If you've been following the series this week on reflectors in the studio, you'll probably wonder what we have that second head in the two-head Profoto or Elinchrom set. Well this when - when you need to throw fill light in from a distance and you can't get a reflector to do it. Or when you need to flood a subject with light entirely. I won't go into lighting rations for several reasons: a. I don't understand them. After 1:2 the only rule of thumb I know is buckle my shoe...

Well, you've got your product there waiting for your magic, and like all products it has an outside and an inside. If you're selling either one of these you'll want the people to see what it looks like.  So you deliberately set up 8 separate strobe banks controlled by a computer to shoot from all sides. Two air conditioners play on the set to prevent the thing from melting under the modelling lights and a one bar heater is on you to prevent frostbite from the air conditioners. Every time you switch it all on, Collie Power Station has to shift down a gear. Who said it wasn't a man's life in the regular product shooters...
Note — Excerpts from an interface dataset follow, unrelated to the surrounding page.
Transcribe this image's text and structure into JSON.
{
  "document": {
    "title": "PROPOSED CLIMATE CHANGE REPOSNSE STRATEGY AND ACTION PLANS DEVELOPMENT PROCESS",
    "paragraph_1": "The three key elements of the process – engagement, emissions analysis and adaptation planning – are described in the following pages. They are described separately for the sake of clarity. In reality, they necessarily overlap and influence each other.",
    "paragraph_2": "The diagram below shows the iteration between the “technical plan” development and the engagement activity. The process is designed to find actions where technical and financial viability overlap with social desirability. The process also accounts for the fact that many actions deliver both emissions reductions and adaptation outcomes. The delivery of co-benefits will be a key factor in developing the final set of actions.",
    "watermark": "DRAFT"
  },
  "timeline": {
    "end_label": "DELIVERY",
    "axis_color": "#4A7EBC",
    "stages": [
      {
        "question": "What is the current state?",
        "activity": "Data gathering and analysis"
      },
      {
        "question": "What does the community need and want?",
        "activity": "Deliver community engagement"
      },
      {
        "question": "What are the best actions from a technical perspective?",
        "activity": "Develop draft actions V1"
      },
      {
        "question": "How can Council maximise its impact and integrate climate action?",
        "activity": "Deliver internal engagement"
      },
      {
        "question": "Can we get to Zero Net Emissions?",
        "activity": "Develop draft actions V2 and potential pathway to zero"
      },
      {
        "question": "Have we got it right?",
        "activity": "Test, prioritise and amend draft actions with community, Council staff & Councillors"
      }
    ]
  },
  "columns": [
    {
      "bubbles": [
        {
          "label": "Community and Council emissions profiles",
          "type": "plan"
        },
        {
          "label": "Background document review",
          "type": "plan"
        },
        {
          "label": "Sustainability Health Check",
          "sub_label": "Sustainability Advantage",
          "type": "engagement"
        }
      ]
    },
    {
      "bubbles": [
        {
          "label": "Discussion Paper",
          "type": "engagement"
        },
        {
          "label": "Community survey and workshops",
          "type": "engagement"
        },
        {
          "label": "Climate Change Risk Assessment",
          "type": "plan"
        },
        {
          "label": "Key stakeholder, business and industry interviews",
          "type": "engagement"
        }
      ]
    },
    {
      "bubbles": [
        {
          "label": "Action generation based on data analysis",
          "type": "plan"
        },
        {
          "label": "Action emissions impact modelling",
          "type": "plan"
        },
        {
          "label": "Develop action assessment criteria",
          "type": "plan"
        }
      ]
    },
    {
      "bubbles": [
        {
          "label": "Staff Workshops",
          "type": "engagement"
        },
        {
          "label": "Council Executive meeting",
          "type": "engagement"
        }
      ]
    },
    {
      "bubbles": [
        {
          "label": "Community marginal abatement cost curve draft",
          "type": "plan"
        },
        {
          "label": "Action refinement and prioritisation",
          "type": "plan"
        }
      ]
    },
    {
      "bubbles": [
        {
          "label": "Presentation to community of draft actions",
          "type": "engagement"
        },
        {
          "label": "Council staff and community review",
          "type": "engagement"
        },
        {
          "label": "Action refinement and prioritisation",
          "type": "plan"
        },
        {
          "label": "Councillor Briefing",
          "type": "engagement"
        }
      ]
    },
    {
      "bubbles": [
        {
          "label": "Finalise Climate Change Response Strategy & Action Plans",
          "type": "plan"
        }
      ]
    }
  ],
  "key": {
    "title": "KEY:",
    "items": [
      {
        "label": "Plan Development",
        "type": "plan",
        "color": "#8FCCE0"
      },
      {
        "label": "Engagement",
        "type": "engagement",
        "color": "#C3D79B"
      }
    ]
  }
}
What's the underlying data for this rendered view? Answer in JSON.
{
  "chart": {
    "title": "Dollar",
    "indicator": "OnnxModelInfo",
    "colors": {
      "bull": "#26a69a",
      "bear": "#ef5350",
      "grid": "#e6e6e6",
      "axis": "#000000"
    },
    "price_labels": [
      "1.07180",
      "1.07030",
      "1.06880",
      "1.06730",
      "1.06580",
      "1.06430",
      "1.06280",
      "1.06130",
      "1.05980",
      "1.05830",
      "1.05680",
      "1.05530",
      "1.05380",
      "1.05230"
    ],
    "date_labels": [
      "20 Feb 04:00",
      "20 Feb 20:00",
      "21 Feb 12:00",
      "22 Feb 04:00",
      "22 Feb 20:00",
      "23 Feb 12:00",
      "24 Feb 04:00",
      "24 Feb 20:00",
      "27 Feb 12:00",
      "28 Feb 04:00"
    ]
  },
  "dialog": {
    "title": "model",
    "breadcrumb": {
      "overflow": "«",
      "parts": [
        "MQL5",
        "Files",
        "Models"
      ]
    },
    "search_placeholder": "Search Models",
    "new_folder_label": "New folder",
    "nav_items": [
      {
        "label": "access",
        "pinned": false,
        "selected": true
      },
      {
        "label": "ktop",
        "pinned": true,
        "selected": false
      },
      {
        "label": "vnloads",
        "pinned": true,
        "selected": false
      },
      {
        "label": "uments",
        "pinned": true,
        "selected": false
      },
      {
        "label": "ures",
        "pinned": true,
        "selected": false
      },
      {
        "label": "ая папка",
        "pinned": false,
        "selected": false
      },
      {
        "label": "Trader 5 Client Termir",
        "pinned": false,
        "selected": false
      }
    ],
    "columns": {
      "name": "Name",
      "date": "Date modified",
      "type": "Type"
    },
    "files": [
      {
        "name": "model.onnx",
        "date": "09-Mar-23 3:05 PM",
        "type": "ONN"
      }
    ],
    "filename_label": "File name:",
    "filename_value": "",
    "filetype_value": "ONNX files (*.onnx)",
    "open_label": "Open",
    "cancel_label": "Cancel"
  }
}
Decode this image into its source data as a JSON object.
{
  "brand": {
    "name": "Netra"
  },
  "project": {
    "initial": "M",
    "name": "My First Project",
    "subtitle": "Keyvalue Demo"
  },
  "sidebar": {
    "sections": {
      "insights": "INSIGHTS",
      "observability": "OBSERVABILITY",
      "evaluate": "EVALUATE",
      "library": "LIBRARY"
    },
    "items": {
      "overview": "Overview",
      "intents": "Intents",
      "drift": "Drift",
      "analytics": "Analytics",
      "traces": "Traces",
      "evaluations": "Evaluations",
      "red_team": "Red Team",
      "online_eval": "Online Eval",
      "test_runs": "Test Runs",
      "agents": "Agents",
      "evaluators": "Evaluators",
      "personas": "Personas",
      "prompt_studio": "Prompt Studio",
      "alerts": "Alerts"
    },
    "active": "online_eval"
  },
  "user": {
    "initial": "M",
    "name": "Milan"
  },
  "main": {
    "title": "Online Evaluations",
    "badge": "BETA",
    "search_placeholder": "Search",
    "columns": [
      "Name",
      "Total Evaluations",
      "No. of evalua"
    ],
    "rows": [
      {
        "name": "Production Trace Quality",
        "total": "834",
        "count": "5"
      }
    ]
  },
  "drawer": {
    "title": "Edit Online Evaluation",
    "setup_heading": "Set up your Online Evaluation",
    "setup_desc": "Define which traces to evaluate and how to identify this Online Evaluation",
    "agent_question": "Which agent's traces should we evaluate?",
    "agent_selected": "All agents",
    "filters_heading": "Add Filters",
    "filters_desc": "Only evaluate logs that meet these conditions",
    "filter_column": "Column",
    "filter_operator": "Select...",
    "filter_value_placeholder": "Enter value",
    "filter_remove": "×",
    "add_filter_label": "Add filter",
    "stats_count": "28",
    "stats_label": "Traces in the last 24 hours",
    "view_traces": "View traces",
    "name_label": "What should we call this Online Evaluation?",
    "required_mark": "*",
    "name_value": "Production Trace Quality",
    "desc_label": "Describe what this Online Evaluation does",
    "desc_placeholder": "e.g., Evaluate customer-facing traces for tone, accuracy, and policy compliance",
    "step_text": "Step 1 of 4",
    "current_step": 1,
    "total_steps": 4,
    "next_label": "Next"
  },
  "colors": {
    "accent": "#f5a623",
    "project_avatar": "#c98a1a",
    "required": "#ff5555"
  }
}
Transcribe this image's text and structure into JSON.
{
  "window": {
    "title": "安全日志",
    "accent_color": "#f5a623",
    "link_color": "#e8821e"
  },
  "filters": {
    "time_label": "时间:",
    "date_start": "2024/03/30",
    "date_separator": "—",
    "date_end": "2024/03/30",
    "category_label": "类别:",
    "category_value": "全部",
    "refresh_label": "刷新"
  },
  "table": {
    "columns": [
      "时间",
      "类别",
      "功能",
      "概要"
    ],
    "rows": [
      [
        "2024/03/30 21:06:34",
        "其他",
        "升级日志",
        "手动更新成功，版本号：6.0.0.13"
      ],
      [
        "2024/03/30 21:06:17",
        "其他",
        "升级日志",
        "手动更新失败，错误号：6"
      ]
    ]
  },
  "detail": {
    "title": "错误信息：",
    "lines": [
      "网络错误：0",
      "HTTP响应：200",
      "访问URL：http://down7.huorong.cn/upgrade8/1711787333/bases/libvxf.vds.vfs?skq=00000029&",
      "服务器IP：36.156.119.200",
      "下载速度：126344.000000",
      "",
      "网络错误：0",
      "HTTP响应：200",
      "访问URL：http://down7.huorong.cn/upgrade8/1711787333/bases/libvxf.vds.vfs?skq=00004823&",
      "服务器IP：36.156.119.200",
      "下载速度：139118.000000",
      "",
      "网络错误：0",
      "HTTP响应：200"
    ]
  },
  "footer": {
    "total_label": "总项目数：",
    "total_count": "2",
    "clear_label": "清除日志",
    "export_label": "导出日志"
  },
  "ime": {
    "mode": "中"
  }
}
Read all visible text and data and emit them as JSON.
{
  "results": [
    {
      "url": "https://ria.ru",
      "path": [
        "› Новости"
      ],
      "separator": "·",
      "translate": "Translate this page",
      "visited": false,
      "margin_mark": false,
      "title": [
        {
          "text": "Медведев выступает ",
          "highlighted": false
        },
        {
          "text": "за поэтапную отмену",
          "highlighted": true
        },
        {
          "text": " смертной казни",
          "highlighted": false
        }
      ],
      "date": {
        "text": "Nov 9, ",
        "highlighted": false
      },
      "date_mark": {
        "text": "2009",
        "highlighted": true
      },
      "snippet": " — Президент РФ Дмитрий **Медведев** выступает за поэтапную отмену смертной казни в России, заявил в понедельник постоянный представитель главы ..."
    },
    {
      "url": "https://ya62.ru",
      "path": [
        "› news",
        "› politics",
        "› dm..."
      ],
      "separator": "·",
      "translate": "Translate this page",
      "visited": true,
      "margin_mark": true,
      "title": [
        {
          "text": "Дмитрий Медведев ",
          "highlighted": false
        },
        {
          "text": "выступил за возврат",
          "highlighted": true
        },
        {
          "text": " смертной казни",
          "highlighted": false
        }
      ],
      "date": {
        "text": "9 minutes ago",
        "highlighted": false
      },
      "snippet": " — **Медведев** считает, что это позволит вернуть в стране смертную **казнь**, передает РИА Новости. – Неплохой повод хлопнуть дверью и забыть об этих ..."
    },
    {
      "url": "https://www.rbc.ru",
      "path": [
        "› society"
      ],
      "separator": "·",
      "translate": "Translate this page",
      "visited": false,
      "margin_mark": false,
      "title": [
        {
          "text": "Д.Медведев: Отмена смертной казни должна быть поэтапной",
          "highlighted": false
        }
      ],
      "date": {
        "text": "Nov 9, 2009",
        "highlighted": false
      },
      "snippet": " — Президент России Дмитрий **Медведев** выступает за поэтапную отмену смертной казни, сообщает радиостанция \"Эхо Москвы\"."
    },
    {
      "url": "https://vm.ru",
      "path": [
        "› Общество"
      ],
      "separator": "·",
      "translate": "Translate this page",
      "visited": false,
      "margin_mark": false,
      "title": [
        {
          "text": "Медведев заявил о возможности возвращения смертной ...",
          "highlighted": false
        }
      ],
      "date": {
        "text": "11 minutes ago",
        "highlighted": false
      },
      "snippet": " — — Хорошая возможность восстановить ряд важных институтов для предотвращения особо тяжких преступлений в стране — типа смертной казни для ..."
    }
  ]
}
I got older early in life. One of the benefits of this was I discovered that I did not know it all. And that I could get into a rut. And then I figured out that you could listen around the edges and read the next page and pick up ideas. They might not have been good ideas, but at least they put you in a new rut instead of the old one. Thus my new studio routine was born. I instituted it after reading Steve Sint's book on product photography. Sint is a commercial shooter in New York who does weddings and products. He publishes through the Pixiq company at present thought some of his work is by other publishers. He writes well, and amusingly, and had never put me wrong. I can't do all the things he does, but whenever I do something he recommends, it works. He does, as I say, tabletop shoots. That is what product illustration and some concept shooting amounts to. Also what catalogue shooting really is but no-one ever admits it. The difference between what Mr. Sint...

What is the appeal of the hot light? What? How can anybody love a lighting system that makes a studio hotter in January? That needs specially-ventilated light shapers to work. That makes the metal snoots so hot they smell like the grille at Alfred's Kitchen? What is the deal with hot lights?Well it is June and the weather is getting colder, and if you are in a studio right now the constant light can be a bit of comfort. It is not as good as a reverse-cycle Fujitsu set to 27º but it goes a little way to heating the place. And the metal snoot? Well, you can heat that to welding temperature with the modelling light of at the average mono block anyway - learn to direct the head of the light by using the handle at the back instead of grabbing the light modifier at the front.The real deal with the hot/constant light is that you can see what you get. If you are training students to see what their lighting is actually doing, or if you yourself...

There are very few occasions when you see light coming up from under a subject in real life; some discotheques in the 80's had light panel floors, you can see it in the classical footlights at the burlesque theatre, and when you open the hatch of hell there is a sort of a lurid glow that comes up. The effect can be quite unsettling.It is stock in trade for Disney artists and illustrators of fantasy and science fiction when they want to make a subject look evil.But it is also a very valid technique when you are trying to illustrate products for advertisements. In many cases the art director wants the viewer to see all parts of the subject evenly lit for either sales appeal or technical illustration. In some instances this is difficult to achieve with the classic hard/soft light or even with a light tent. No matter where you place the lights, the thing always has a shadow around the bottom bits.Enter the light table. A support for the subject that is sturdy enough to bear the weight,...

I called into the shop yesterday to place mousetraps on the toilet seats and as I was waiting for the ladies loo to be vacated, I got to chatting with one of the professional photographers who was standing at the rental counter. I noticed he was taking out a set of studio mono lights - a very good quality item.The odd thing for me was I remember him taking out these same mono lights with various light modifiers all last year, and, I think, the year before. Weekday rentals mostly and some weekend rentals. Lotsa rentals...